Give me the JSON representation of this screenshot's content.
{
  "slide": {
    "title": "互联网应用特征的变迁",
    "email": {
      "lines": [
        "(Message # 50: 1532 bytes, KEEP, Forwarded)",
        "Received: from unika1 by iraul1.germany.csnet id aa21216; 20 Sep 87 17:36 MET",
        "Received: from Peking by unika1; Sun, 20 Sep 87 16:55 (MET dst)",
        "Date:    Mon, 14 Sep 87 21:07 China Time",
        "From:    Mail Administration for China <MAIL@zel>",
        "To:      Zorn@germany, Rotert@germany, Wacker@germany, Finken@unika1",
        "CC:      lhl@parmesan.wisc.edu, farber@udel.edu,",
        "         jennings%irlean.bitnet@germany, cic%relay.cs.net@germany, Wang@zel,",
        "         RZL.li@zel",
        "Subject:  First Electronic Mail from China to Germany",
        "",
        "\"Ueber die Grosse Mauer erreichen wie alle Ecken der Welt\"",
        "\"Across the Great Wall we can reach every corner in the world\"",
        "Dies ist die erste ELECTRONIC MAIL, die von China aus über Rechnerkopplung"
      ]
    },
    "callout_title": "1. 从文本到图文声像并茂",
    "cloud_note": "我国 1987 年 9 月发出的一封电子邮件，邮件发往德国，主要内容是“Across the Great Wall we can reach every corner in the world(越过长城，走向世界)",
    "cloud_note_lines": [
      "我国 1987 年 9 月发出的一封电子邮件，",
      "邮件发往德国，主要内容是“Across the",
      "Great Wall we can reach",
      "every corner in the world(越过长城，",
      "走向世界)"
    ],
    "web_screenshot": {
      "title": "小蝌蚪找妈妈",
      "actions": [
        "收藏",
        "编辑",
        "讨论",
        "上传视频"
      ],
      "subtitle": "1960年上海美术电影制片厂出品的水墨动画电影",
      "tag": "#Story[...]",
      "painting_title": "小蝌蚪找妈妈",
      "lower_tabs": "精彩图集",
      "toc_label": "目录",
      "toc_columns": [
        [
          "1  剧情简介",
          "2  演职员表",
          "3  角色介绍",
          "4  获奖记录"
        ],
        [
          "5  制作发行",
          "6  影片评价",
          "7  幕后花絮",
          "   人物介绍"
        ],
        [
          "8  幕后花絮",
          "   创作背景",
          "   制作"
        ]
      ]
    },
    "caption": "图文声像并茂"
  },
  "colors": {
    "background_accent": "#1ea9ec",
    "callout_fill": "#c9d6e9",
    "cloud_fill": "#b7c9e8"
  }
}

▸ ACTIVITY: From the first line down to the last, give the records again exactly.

▸ YOUR SOLUTION:
Give me the JSON representation of this screenshot's content.
{
  "slide": {
    "title": "互联网应用特征的变迁",
    "email": {
      "lines": [
        "(Message # 50: 1532 bytes, KEEP, Forwarded)",
        "Received: from unika1 by iraul1.germany.csnet id aa21216; 20 Sep 87 17:36 MET",
        "Received: from Peking by unika1; Sun, 20 Sep 87 16:55 (MET dst)",
        "Date:    Mon, 14 Sep 87 21:07 China Time",
        "From:    Mail Administration for China <MAIL@zel>",
        "To:      Zorn@germany, Rotert@germany, Wacker@germany, Finken@unika1",
        "CC:      lhl@parmesan.wisc.edu, farber@udel.edu,",
        "         jennings%irlean.bitnet@germany, cic%relay.cs.net@germany, Wang@zel,",
        "         RZL.li@zel",
        "Subject:  First Electronic Mail from China to Germany",
        "",
        "\"Ueber die Grosse Mauer erreichen wie alle Ecken der Welt\"",
        "\"Across the Great Wall we can reach every corner in the world\"",
        "Dies ist die erste ELECTRONIC MAIL, die von China aus über Rechnerkopplung"
      ]
    },
    "callout_title": "1. 从文本到图文声像并茂",
    "cloud_note": "我国 1987 年 9 月发出的一封电子邮件，邮件发往德国，主要内容是“Across the Great Wall we can reach every corner in the world(越过长城，走向世界)",
    "cloud_note_lines": [
      "我国 1987 年 9 月发出的一封电子邮件，",
      "邮件发往德国，主要内容是“Across the",
      "Great Wall we can reach",
      "every corner in the world(越过长城，",
      "走向世界)"
    ],
    "web_screenshot": {
      "title": "小蝌蚪找妈妈",
      "actions": [
        "收藏",
        "编辑",
        "讨论",
        "上传视频"
      ],
      "subtitle": "1960年上海美术电影制片厂出品的水墨动画电影",
      "tag": "#Story[...]",
      "painting_title": "小蝌蚪找妈妈",
      "lower_tabs": "精彩图集",
      "toc_label": "目录",
      "toc_columns": [
        [
          "1  剧情简介",
          "2  演职员表",
          "3  角色介绍",
          "4  获奖记录"
        ],
        [
          "5  制作发行",
          "6  影片评价",
          "7  幕后花絮",
          "   人物介绍"
        ],
        [
          "8  幕后花絮",
          "   创作背景",
          "   制作"
        ]
      ]
    },
    "caption": "图文声像并茂"
  },
  "colors": {
    "background_accent": "#1ea9ec",
    "callout_fill": "#c9d6e9",
    "cloud_fill": "#b7c9e8"
  }
}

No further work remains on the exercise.